→ PROVIDED ENTRIES
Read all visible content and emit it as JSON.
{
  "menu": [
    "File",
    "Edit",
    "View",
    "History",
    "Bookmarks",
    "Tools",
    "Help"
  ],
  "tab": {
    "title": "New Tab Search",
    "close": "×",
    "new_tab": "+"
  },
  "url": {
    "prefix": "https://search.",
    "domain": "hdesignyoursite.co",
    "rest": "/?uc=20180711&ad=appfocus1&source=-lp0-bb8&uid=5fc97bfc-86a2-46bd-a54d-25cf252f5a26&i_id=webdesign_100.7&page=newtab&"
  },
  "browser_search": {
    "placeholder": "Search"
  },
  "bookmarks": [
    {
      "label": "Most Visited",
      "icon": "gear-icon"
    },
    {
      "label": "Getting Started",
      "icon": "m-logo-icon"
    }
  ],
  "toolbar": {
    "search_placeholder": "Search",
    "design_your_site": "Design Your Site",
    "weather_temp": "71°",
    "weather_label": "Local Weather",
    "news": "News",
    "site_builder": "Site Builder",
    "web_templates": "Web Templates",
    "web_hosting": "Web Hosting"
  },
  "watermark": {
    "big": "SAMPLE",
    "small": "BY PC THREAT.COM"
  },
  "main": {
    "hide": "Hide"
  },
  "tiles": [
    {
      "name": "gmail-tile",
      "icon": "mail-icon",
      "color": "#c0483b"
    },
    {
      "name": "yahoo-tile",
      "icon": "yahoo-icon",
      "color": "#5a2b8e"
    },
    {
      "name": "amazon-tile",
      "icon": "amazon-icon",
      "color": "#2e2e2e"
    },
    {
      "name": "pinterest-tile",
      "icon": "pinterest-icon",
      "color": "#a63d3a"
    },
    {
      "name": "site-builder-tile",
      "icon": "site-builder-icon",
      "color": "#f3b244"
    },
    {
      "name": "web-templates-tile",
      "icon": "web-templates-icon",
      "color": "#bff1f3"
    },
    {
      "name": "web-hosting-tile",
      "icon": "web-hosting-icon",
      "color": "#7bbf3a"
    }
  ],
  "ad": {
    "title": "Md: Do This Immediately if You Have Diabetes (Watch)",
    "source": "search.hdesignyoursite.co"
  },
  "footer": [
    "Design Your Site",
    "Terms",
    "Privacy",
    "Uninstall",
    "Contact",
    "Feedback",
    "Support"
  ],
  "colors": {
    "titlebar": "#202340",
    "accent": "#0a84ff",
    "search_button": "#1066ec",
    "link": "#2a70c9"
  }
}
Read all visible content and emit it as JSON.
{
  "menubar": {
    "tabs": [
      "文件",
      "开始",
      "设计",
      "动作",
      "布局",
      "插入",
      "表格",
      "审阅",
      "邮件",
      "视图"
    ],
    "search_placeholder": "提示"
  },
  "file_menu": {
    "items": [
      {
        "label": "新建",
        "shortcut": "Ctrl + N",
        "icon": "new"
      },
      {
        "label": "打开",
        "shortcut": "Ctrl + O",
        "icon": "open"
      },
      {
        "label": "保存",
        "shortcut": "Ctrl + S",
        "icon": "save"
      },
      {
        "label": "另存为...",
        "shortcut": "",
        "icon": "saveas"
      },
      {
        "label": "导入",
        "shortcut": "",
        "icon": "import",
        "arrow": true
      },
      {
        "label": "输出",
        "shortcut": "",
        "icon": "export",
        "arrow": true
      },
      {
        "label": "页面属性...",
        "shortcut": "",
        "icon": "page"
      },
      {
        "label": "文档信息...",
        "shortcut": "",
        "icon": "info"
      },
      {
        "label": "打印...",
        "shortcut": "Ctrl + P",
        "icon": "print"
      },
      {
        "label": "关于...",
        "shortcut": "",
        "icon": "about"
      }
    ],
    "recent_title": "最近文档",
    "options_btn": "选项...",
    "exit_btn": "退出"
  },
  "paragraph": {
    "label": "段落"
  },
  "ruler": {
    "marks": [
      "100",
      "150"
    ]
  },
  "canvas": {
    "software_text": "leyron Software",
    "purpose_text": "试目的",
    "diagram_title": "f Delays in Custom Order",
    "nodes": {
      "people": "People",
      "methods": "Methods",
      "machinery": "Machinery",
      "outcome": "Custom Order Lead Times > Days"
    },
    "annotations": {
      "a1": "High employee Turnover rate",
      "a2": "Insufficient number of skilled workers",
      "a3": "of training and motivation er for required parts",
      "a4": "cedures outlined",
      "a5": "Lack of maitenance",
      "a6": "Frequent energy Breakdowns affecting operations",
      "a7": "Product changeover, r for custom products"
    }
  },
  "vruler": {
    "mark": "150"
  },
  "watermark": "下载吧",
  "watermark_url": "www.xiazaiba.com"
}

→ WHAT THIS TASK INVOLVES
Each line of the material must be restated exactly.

→ RESPONSE AREA
Read all visible content and emit it as JSON.
{
  "menu": [
    "File",
    "Edit",
    "View",
    "History",
    "Bookmarks",
    "Tools",
    "Help"
  ],
  "tab": {
    "title": "New Tab Search",
    "close": "×",
    "new_tab": "+"
  },
  "url": {
    "prefix": "https://search.",
    "domain": "hdesignyoursite.co",
    "rest": "/?uc=20180711&ad=appfocus1&source=-lp0-bb8&uid=5fc97bfc-86a2-46bd-a54d-25cf252f5a26&i_id=webdesign_100.7&page=newtab&"
  },
  "browser_search": {
    "placeholder": "Search"
  },
  "bookmarks": [
    {
      "label": "Most Visited",
      "icon": "gear-icon"
    },
    {
      "label": "Getting Started",
      "icon": "m-logo-icon"
    }
  ],
  "toolbar": {
    "search_placeholder": "Search",
    "design_your_site": "Design Your Site",
    "weather_temp": "71°",
    "weather_label": "Local Weather",
    "news": "News",
    "site_builder": "Site Builder",
    "web_templates": "Web Templates",
    "web_hosting": "Web Hosting"
  },
  "watermark": {
    "big": "SAMPLE",
    "small": "BY PC THREAT.COM"
  },
  "main": {
    "hide": "Hide"
  },
  "tiles": [
    {
      "name": "gmail-tile",
      "icon": "mail-icon",
      "color": "#c0483b"
    },
    {
      "name": "yahoo-tile",
      "icon": "yahoo-icon",
      "color": "#5a2b8e"
    },
    {
      "name": "amazon-tile",
      "icon": "amazon-icon",
      "color": "#2e2e2e"
    },
    {
      "name": "pinterest-tile",
      "icon": "pinterest-icon",
      "color": "#a63d3a"
    },
    {
      "name": "site-builder-tile",
      "icon": "site-builder-icon",
      "color": "#f3b244"
    },
    {
      "name": "web-templates-tile",
      "icon": "web-templates-icon",
      "color": "#bff1f3"
    },
    {
      "name": "web-hosting-tile",
      "icon": "web-hosting-icon",
      "color": "#7bbf3a"
    }
  ],
  "ad": {
    "title": "Md: Do This Immediately if You Have Diabetes (Watch)",
    "source": "search.hdesignyoursite.co"
  },
  "footer": [
    "Design Your Site",
    "Terms",
    "Privacy",
    "Uninstall",
    "Contact",
    "Feedback",
    "Support"
  ],
  "colors": {
    "titlebar": "#202340",
    "accent": "#0a84ff",
    "search_button": "#1066ec",
    "link": "#2a70c9"
  }
}
Read all visible content and emit it as JSON.
{
  "menubar": {
    "tabs": [
      "文件",
      "开始",
      "设计",
      "动作",
      "布局",
      "插入",
      "表格",
      "审阅",
      "邮件",
      "视图"
    ],
    "search_placeholder": "提示"
  },
  "file_menu": {
    "items": [
      {
        "label": "新建",
        "shortcut": "Ctrl + N",
        "icon": "new"
      },
      {
        "label": "打开",
        "shortcut": "Ctrl + O",
        "icon": "open"
      },
      {
        "label": "保存",
        "shortcut": "Ctrl + S",
        "icon": "save"
      },
      {
        "label": "另存为...",
        "shortcut": "",
        "icon": "saveas"
      },
      {
        "label": "导入",
        "shortcut": "",
        "icon": "import",
        "arrow": true
      },
      {
        "label": "输出",
        "shortcut": "",
        "icon": "export",
        "arrow": true
      },
      {
        "label": "页面属性...",
        "shortcut": "",
        "icon": "page"
      },
      {
        "label": "文档信息...",
        "shortcut": "",
        "icon": "info"
      },
      {
        "label": "打印...",
        "shortcut": "Ctrl + P",
        "icon": "print"
      },
      {
        "label": "关于...",
        "shortcut": "",
        "icon": "about"
      }
    ],
    "recent_title": "最近文档",
    "options_btn": "选项...",
    "exit_btn": "退出"
  },
  "paragraph": {
    "label": "段落"
  },
  "ruler": {
    "marks": [
      "100",
      "150"
    ]
  },
  "canvas": {
    "software_text": "leyron Software",
    "purpose_text": "试目的",
    "diagram_title": "f Delays in Custom Order",
    "nodes": {
      "people": "People",
      "methods": "Methods",
      "machinery": "Machinery",
      "outcome": "Custom Order Lead Times > Days"
    },
    "annotations": {
      "a1": "High employee Turnover rate",
      "a2": "Insufficient number of skilled workers",
      "a3": "of training and motivation er for required parts",
      "a4": "cedures outlined",
      "a5": "Lack of maitenance",
      "a6": "Frequent energy Breakdowns affecting operations",
      "a7": "Product changeover, r for custom products"
    }
  },
  "vruler": {
    "mark": "150"
  },
  "watermark": "下载吧",
  "watermark_url": "www.xiazaiba.com"
}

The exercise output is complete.